§ **TASK STATEMENT**:
Using the records below, find every line that includes "ユーザーの詳細を指定" and copy it.

§ **DATA SUPPLIED**:
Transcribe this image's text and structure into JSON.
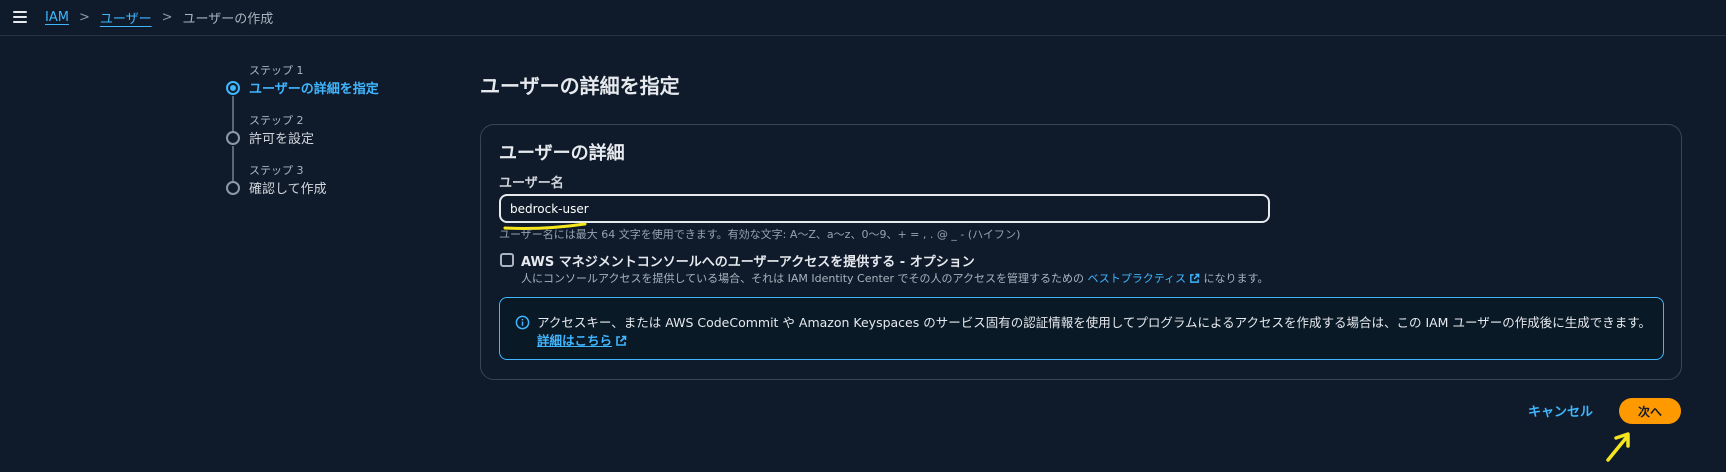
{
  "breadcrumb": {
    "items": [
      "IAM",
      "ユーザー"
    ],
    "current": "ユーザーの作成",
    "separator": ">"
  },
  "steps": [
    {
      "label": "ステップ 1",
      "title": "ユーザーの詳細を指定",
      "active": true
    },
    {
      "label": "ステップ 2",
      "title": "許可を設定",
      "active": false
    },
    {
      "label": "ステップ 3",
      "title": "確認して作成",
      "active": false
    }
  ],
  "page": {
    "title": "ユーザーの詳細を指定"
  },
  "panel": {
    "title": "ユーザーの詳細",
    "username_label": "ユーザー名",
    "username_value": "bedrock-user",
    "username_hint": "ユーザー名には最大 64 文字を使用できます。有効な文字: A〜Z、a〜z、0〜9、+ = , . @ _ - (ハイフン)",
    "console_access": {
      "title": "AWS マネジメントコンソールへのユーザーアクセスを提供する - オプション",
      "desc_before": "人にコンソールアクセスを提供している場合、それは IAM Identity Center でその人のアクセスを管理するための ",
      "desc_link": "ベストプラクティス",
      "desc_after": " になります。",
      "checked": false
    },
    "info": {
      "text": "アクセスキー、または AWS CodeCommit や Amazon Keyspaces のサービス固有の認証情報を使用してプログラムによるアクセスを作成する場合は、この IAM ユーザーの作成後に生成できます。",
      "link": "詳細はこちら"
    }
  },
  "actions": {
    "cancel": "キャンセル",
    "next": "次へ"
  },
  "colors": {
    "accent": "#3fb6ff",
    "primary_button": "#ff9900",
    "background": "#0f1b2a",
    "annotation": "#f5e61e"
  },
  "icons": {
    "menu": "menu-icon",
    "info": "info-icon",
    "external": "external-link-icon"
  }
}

§ **OUTPUT BELOW**:
      "title": "ユーザーの詳細を指定",
    "title": "ユーザーの詳細を指定"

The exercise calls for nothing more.